Two Men in a Spanish Jail
Sometime in the middle third of the last century, two men sit in a Spanish jail. For one, the American, this is a new venue but not an entirely foreign experience. For the other, the Spaniard, this has become all too common. In fact, the guards know the Spanish inmate so well, he’s been granted special privileges. Rather than eat the meager meals provided, he can order in from local restaurants, whenever he could scrape together the money to do so. This works out well for both the American and the Spaniard. The American had the financial resources, and the Spaniard had the means.
Compared to the other inmates, they ate well. And they conversed as best they could, sharing the stories of their lives. One night, over tapas, the American asked how it was that the Spanish inmate had acquired his special privileges. The Spaniard explained that many years of his adult life had been spent in the confines of this jail. While none of his crimes were violent or punished with long sentences, his release was always followed quickly by reincarceration. Even when let out of the jail, he could never really return to society. Those in the community knew his criminal history and would not trust him enough to hire him. And he needed to eat. Theft of food or low-level property crime was the natural consequence. And he evidently wasn’t very good at these crimes (or at least not good enough to avoid being promptly apprehended and jailed).
While this had become the nature of his existence, that didn’t mean that the Spaniard could discuss it dryly, without a sense of loss. He looked to the American and asked “¿Por qué? ¿Por qué siempre preso?” — Why? Why am I always a prisoner?
I was told this story by a dear friend—multiple times in fact—who cannot tell it anymore. Sometimes, stupidly, I would cut it short by getting to the punchline (if you can compare the final line of a sad story to the payoff of a joke). But even on the third or fourth recitation, the concluding question didn’t lose its power. And that’s chiefly because it is a question whose relevance is not limited to mid-20th century Spain.
As a criminal defense lawyer, repeat customers are good for business but bad for the soul. Law school teaches you the mechanics of indictments, case law and litigation. The bar exam makes sure some of that stuck. But it is only after wading into the practice of law that one begins to learn the challenges (and joys) of using those skills to help human beings overcome difficulties in their lives for which a legal dispute is often only one instantiation.

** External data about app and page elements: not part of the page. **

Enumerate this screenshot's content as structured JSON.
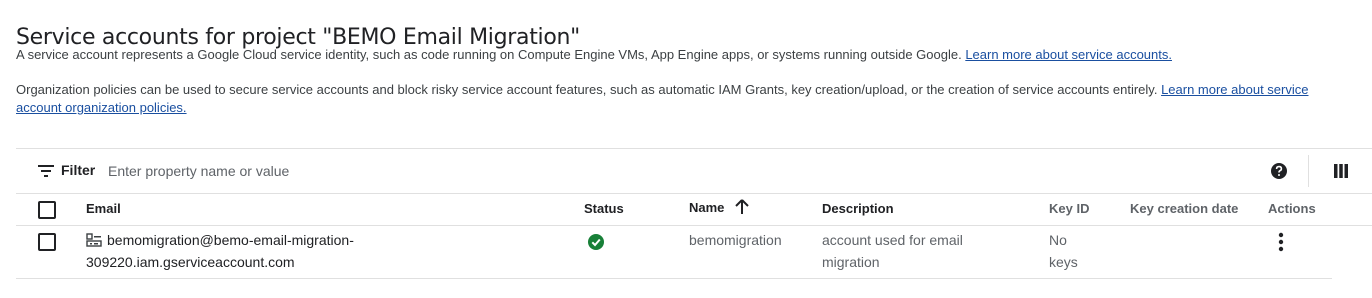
{
  "page": {
    "title": "Service accounts for project \"BEMO Email Migration\"",
    "intro_text": "A service account represents a Google Cloud service identity, such as code running on Compute Engine VMs, App Engine apps, or systems running outside Google. ",
    "intro_link": "Learn more about service accounts.",
    "policy_text": "Organization policies can be used to secure service accounts and block risky service account features, such as automatic IAM Grants, key creation/upload, or the creation of service accounts entirely. ",
    "policy_link": "Learn more about service account organization policies."
  },
  "toolbar": {
    "filter_label": "Filter",
    "filter_placeholder": "Enter property name or value",
    "icons": [
      "filter-icon",
      "help-icon",
      "column-display-icon"
    ]
  },
  "table": {
    "columns": [
      "Email",
      "Status",
      "Name",
      "Description",
      "Key ID",
      "Key creation date",
      "Actions"
    ],
    "sort_column": "Name",
    "sort_direction": "ascending",
    "rows": [
      {
        "email_line1": "bemomigration@bemo-email-migration-",
        "email_line2": "309220.iam.gserviceaccount.com",
        "status": "enabled",
        "name": "bemomigration",
        "description_line1": "account used for email",
        "description_line2": "migration",
        "key_id_line1": "No",
        "key_id_line2": "keys",
        "key_creation_date": ""
      }
    ]
  },
  "colors": {
    "link": "#1a4fa0",
    "status_ok": "#188038",
    "divider": "#e0e0e0"
  }
}
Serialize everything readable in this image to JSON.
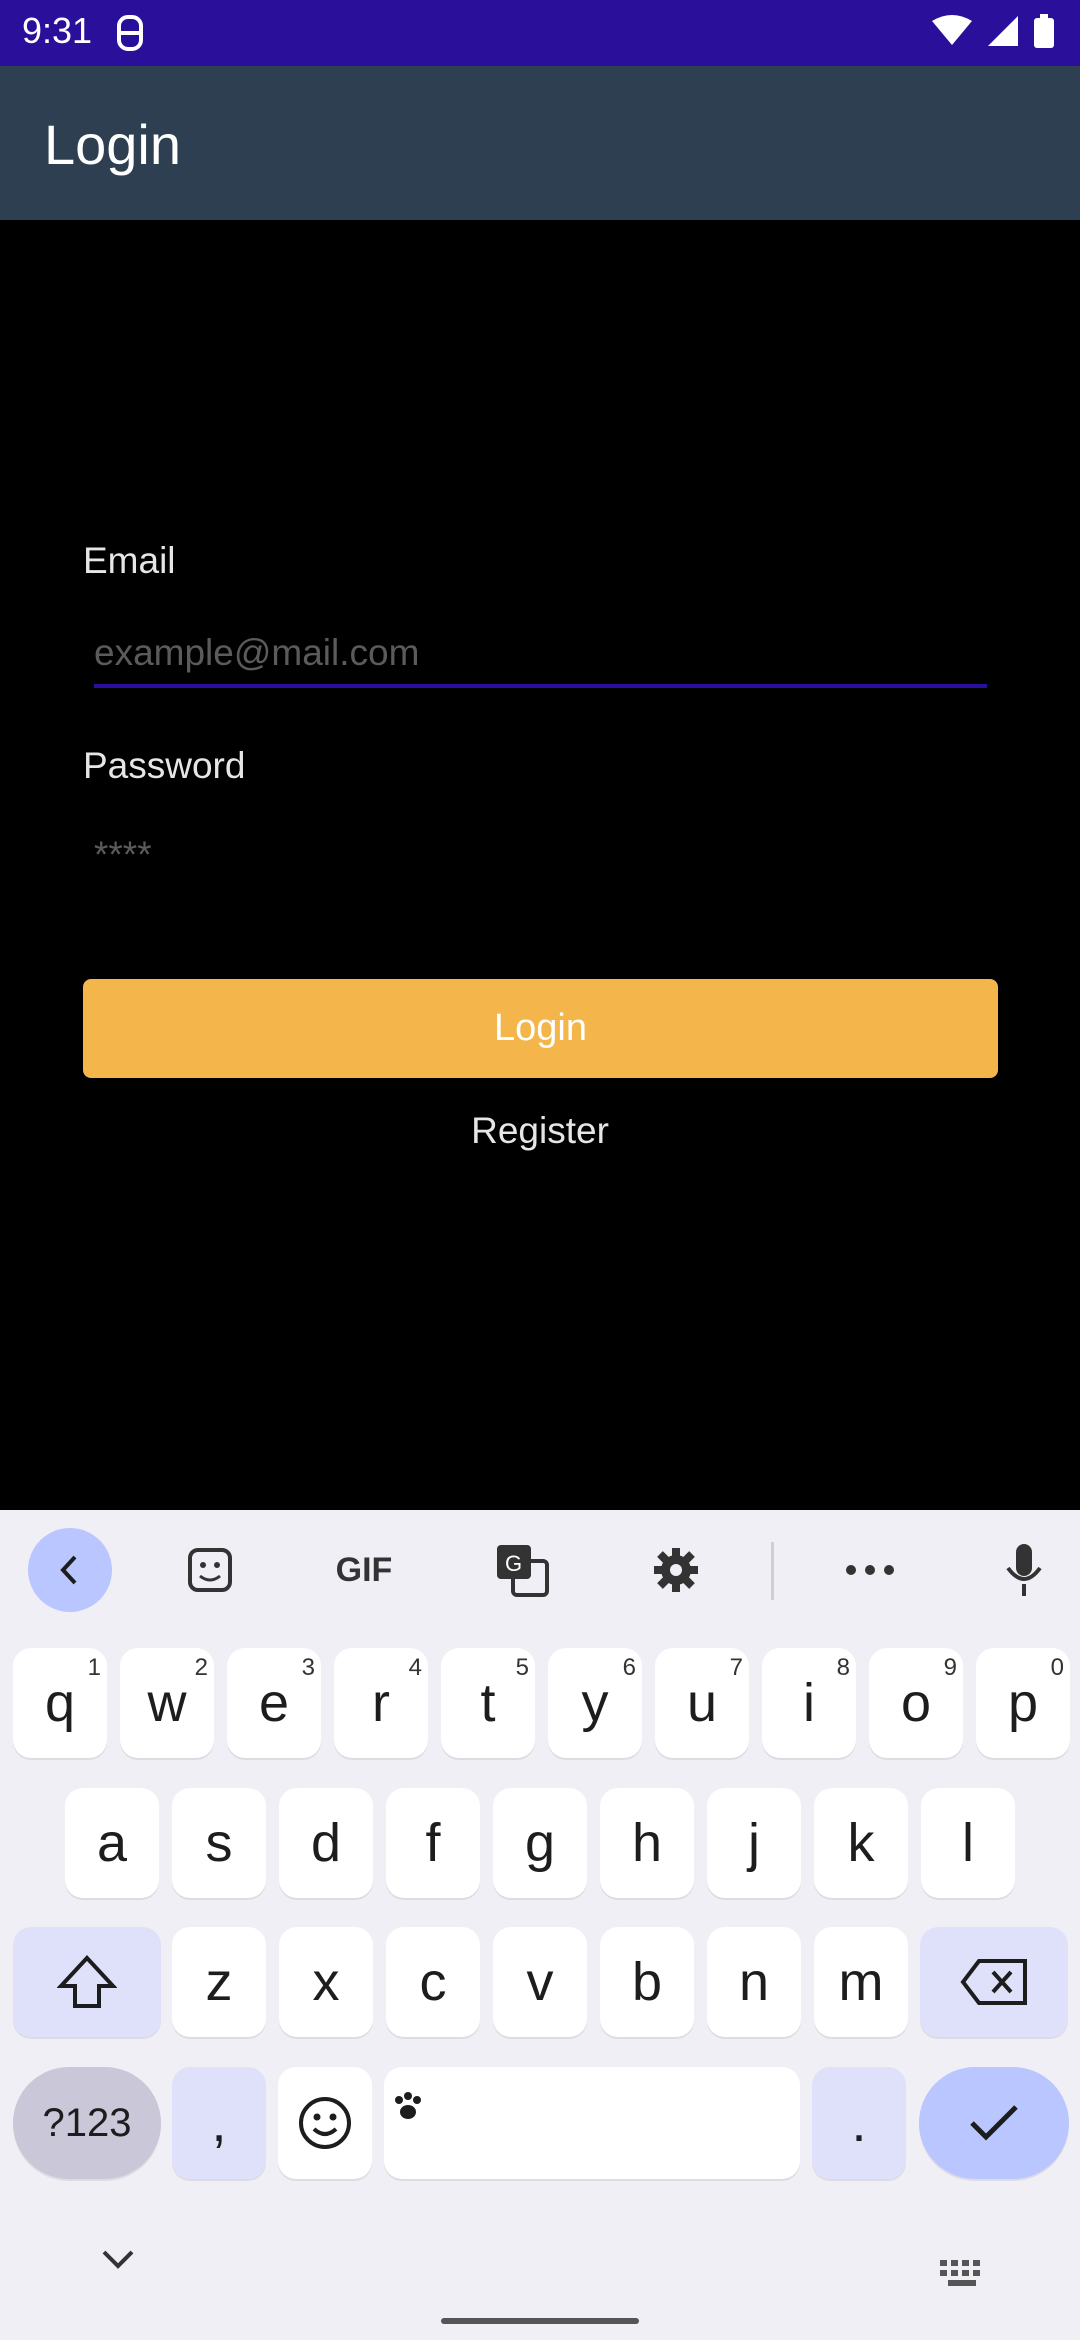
{
  "status_bar": {
    "time": "9:31"
  },
  "app_bar": {
    "title": "Login"
  },
  "form": {
    "email_label": "Email",
    "email_placeholder": "example@mail.com",
    "password_label": "Password",
    "password_placeholder": "****",
    "login_button": "Login",
    "register_link": "Register"
  },
  "colors": {
    "status_bar": "#2a0f9b",
    "app_bar": "#2e3f52",
    "accent_underline": "#2a0f9b",
    "login_button": "#f4b54a",
    "keyboard_bg": "#f1eff6"
  },
  "keyboard": {
    "toolbar_icons": [
      "back-icon",
      "sticker-icon",
      "gif-icon",
      "translate-icon",
      "gear-icon",
      "more-icon",
      "mic-icon"
    ],
    "gif_label": "GIF",
    "row1": [
      {
        "k": "q",
        "s": "1"
      },
      {
        "k": "w",
        "s": "2"
      },
      {
        "k": "e",
        "s": "3"
      },
      {
        "k": "r",
        "s": "4"
      },
      {
        "k": "t",
        "s": "5"
      },
      {
        "k": "y",
        "s": "6"
      },
      {
        "k": "u",
        "s": "7"
      },
      {
        "k": "i",
        "s": "8"
      },
      {
        "k": "o",
        "s": "9"
      },
      {
        "k": "p",
        "s": "0"
      }
    ],
    "row2": [
      "a",
      "s",
      "d",
      "f",
      "g",
      "h",
      "j",
      "k",
      "l"
    ],
    "row3": [
      "z",
      "x",
      "c",
      "v",
      "b",
      "n",
      "m"
    ],
    "numbers_key": "?123",
    "comma_key": ",",
    "period_key": "."
  }
}
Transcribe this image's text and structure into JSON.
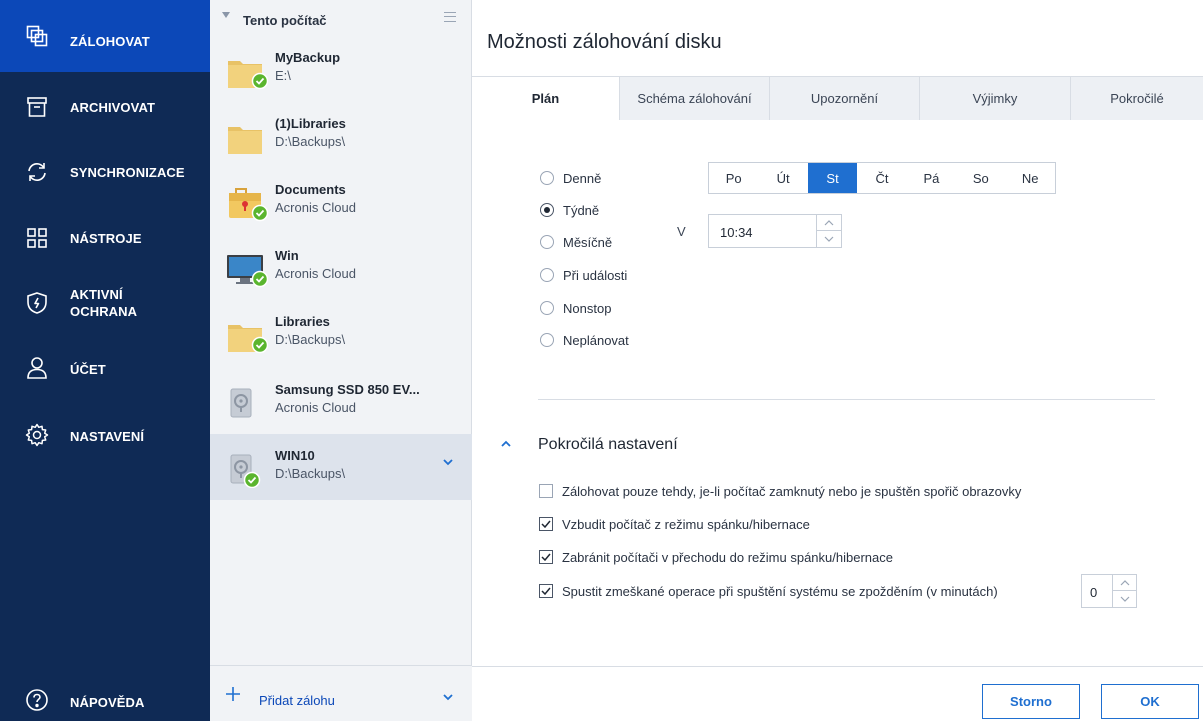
{
  "nav": {
    "items": [
      {
        "label": "ZÁLOHOVAT",
        "icon": "backup-icon",
        "active": true
      },
      {
        "label": "ARCHIVOVAT",
        "icon": "archive-icon"
      },
      {
        "label": "SYNCHRONIZACE",
        "icon": "sync-icon"
      },
      {
        "label": "NÁSTROJE",
        "icon": "tools-grid-icon"
      },
      {
        "label_line1": "AKTIVNÍ",
        "label_line2": "OCHRANA",
        "icon": "shield-icon"
      },
      {
        "label": "ÚČET",
        "icon": "account-icon"
      },
      {
        "label": "NASTAVENÍ",
        "icon": "gear-icon"
      }
    ],
    "help": {
      "label": "NÁPOVĚDA",
      "icon": "help-icon"
    }
  },
  "list": {
    "header": "Tento počítač",
    "items": [
      {
        "name": "MyBackup",
        "path": "E:\\",
        "icon": "folder-icon",
        "status": "ok"
      },
      {
        "name": "(1)Libraries",
        "path": "D:\\Backups\\",
        "icon": "folder-icon"
      },
      {
        "name": "Documents",
        "path": "Acronis Cloud",
        "icon": "briefcase-icon",
        "status": "ok"
      },
      {
        "name": "Win",
        "path": "Acronis Cloud",
        "icon": "monitor-icon",
        "status": "ok"
      },
      {
        "name": "Libraries",
        "path": "D:\\Backups\\",
        "icon": "folder-icon",
        "status": "ok"
      },
      {
        "name": "Samsung SSD 850 EV...",
        "path": "Acronis Cloud",
        "icon": "disk-icon"
      },
      {
        "name": "WIN10",
        "path": "D:\\Backups\\",
        "icon": "disk-icon",
        "status": "ok",
        "selected": true
      }
    ],
    "footer": "Přidat zálohu"
  },
  "main": {
    "title": "Možnosti zálohování disku",
    "tabs": [
      "Plán",
      "Schéma zálohování",
      "Upozornění",
      "Výjimky",
      "Pokročilé"
    ],
    "active_tab": "Plán",
    "schedule_options": [
      "Denně",
      "Týdně",
      "Měsíčně",
      "Při události",
      "Nonstop",
      "Neplánovat"
    ],
    "selected_option": "Týdně",
    "days": [
      "Po",
      "Út",
      "St",
      "Čt",
      "Pá",
      "So",
      "Ne"
    ],
    "selected_day": "St",
    "time_label": "V",
    "time_value": "10:34",
    "advanced": {
      "title": "Pokročilá nastavení",
      "options": [
        {
          "label": "Zálohovat pouze tehdy, je-li počítač zamknutý nebo je spuštěn spořič obrazovky",
          "checked": false
        },
        {
          "label": "Vzbudit počítač z režimu spánku/hibernace",
          "checked": true
        },
        {
          "label": "Zabránit počítači v přechodu do režimu spánku/hibernace",
          "checked": true
        },
        {
          "label": "Spustit zmeškané operace při spuštění systému se zpožděním (v minutách)",
          "checked": true
        }
      ],
      "delay_value": "0"
    },
    "buttons": {
      "cancel": "Storno",
      "ok": "OK"
    }
  },
  "colors": {
    "nav_bg": "#0f2a55",
    "nav_active": "#0c48b8",
    "accent": "#1f6fd0",
    "status_ok": "#5ab52e"
  }
}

Recidivism is a fancy way of describing repeated criminal justice involvement. Superficially, it is the answer to the question posed in the title of this post. Glibly, the Spaniard in the story is always a prisoner because he’s frequently caught committing crimes. But the real answer is far more complicated. Repeat criminal offenses frequently happen because of the way society fails to grapple with the causes of crime in the first place.
Violence begets violence. Poverty leads to desperation. And addiction creates a myopic drive to quench an insatiable hunger. These circumstances are not at the root of every criminal allegation. Criminal defendants are not all subject to these vicious cycles. But for those who find themselves in front of a criminal court multiple times in quick succession, these patterns are often at play.
Our criminal justice system seems to believe that some combination of punishment, deterrence, treatment and supervision can break this cycle. Courts use formulas like the Level of Supervision Inventory (LSI) score to inform their sentencing decisions. In our data-driven world, it’s hard to completely dismiss such an algorithmic approach. But when given too much emphasis, things like LSI scores (or Federal Sentencing Guidelines) reduce the human beings subject to criminal punishment to nothing more than an input for a carceral calculator.
At Baldauf Masser, LLP, we do everything in our power to defeat criminal allegations when the facts or the law allow us to do so. However, many clients come to us not because they hope to entirely rebut the allegations against them but rather to avoid the maximum sentence to which they could be subject. In these instances, it is our job to humanize our clients to the prosecutor who will make an offer and the judge that will hand down a sentence. That’s why we make an effort to connect with our clients not only as lawyer and client, but person to person.
Establishing a human connection is an important part of what gets referred to as “holistic representation.” It is just as pollyannish for a lawyer to believe they can entirely resolve issues of addiction or poverty for their clients as it is for a boyfriend or girlfriend to think they can “fix” their partner. But we can help direct our clients to available tools which will allow them to address these issues themselves. For instance, many individuals charged with DUI or felony drug offenses may benefit from alcohol or drug treatment before ever facing a judge after conviction at trial or the entry of a guilty plea. While currying favor with the judge is such a benefit, it is far from the only one. Grappling with the cause of unsafe drinking or narcotic use has wide-ranging benefits for an individual’s physical and mental health. And from a criminal justice perspective, proactively addressing these issues can nip the bud of recidivism before it blooms into a noxious weed. As I noted above, repeat criminal defense customers are good for business. But they often feel like a failure on our part if they suggest that we failed in our commitment to holistic representation. We never want our clients to end up like the protagonist in the story that began this post. If you’ve been charged with a crime, reach out to us because we want to provide all the holistic guidance and tools that we can to assist you in defeating or mitigating the current charges and avoiding any criminal allegations in the future. You can do it and we can help.